IoT: The Internet of Things
Let's connect! From your washing machine to your fridge. What if all these devices, machines and objects are connected to the internet and share the data they receive. A way to optimise your day, inform you about your interests and give you the most recent updates. But, IoT is not only beneficial for every household. Imagine the impact it has when used in manufacturing! In this article, we explain to you what IoT means and what the future could look like implementing this in our day-to-day life, but also in fabrication.
What is The Internet of Things?
The term 'Internet of Things' became known in the 1990s. Back then, it was a new and abstract concept. But as technology is developing at a rapid pace, we are now familiar with the term and use it in our day-to-day lives without even noticing it.
An easy way to explain IoT: everyday physical devices that are all digitally connected.
All these objects are connected with the internet and built with sensors and hardware being controlled by data they collect. Some of our daily objects are already on the right path towards IoT, think about your internet-connected thermostats and wifi connected doorbells, which are all controlled by the owner's mobile through apps or websites. But there are still many physical objects to be digitalised. IoT is not only applicable to household objects for our daily lives, think about what it can offer on a larger scale such as healthcare, industry and cities.
Why is IoT important?
Since the beginning of humanity, we have been searching for solutions to make our lives easier.

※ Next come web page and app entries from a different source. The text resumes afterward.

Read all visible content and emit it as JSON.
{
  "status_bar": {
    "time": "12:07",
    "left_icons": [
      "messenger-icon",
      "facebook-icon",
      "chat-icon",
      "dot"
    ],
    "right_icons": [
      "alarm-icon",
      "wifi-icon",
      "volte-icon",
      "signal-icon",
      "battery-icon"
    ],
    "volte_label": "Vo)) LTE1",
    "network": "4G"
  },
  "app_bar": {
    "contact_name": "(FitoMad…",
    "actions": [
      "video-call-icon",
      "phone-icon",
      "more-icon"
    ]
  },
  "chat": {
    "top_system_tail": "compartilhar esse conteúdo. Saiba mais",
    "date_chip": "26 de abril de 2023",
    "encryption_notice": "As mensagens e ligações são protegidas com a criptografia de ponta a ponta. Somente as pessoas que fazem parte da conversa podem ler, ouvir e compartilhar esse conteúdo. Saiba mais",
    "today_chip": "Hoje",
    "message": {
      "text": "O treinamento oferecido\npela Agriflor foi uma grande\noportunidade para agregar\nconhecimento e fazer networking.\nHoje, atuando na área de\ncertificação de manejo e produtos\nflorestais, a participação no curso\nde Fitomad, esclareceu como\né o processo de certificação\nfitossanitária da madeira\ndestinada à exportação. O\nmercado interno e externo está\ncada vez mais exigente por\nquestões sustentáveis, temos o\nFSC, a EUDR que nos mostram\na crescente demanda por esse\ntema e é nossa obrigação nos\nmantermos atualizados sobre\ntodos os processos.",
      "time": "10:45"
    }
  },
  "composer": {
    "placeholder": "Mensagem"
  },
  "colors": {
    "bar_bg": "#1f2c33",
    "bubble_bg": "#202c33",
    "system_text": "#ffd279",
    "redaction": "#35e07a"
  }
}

We might think our lives are already pretty organised with the use of the internet, online shopping, smartwatches and mobile apps, but there is still a lot to improve. Think about the 'smart fridge', in western countries food is still getting wasted by big amounts. But what if your fridge tells you that food is almost wasting away? And the refrigerator is processing orders with the supermarket on its own with the data it collects? This is only one of the many household appliances examples of how IoT is changing the world and our lives. The efficiency, waste reduction and time-saving is a big win for humanity! So what are we waiting for?
One of the most significant considerations and essential factors of IoT both in industry and in our day-to-day lives is security! To secure the connection of all objects and devices, privacy and security are critical, but at the same time easy to implement. If the internet connection is secure, then all connected devices are secure. Luckily, many cybersecurity systems are making it possible to connect everything on a safe scale.
The next consideration to implement IoT in your objects and devices are the several systems available in your country and for your industry. Some of the systems used in the experience of Rompa are:
- WLAN, available in every country.
- Bluetooth Low Energy (BLE), available in every country.
- LoRa is available in parts of North and South America, Africa, Europe, Asia and Australia, although the bandwidths differ per location.
- Sigfox is available in most European countries, as well as in Australia, Japan, Tunisia, Oman, Madagascar, Laos, South Africa, Iran, Brazil, Argentina, Colombia, Mexico and the United States.
NB-IoT and LTE-M utilise existing 3G and 4G networks, which offer virtually global coverage. LTE-M is very popular in the United States.
IIoT: Industrial Internet of Things
Not long after the concept of IoT, IIoT came on the market for usage on a large scale. With all manufacturing devices connected, they also collect and transmit data for analytic purposes. With data regularly being collected, the machines are in a constant optimisation process. In this way, fabrication becomes safer, cost-saving and efficient.
So where is IoT used in manufacturing? Some of the major industries where The Internet of Things is already implemented are the automotive-, oil- and gas industries. But we see the development also in agriculture and healthcare.
Taking agriculture as an example, it helps the farmers make the decision when to harvest as their sensors calculate the optimal date for harvesting. These sensors are located, for example, in the soil and around the farm to collect data to one central system where the analysis is done to decide if the harvest is ready, or not.
IIoT and Industry 4.0
These concepts have been around for many years and are being developed and implemented in many industries. The term Industry 4.0 was created by the German government to acknowledge the importance of automation. IIoT became the main component to implement the concept of Industry 4.0, making manufacturers advanced and in communication.
Let's get one thing straight: both of the concepts have the same goal. This goal is to create industries that are globally more efficient, more flexible and more communicative. On one side, we have the concept of Industry 4.0 providing optimisation in materials being used, automation, new technologies and digitalisation. To make this possible the concept of IIoT is being used to implement these goals of Industry 4.0
Contact Rompa for more information
There is so much more to tell you about IoT, and we would be happy to tell you all about it! Did you know that we also launched a whitepaper regarding IoT a couple of years ago? Make sure to request a download here
to read more about Rompa and IoT. Would you like to speak to our specialists about this? Are you interested in implementing the Internet of Things concept into your production? We, at Rompa, have many years of experience in the field. Don't hesitate and contact us
! We are always happy to answer all your questions and give you additional advice.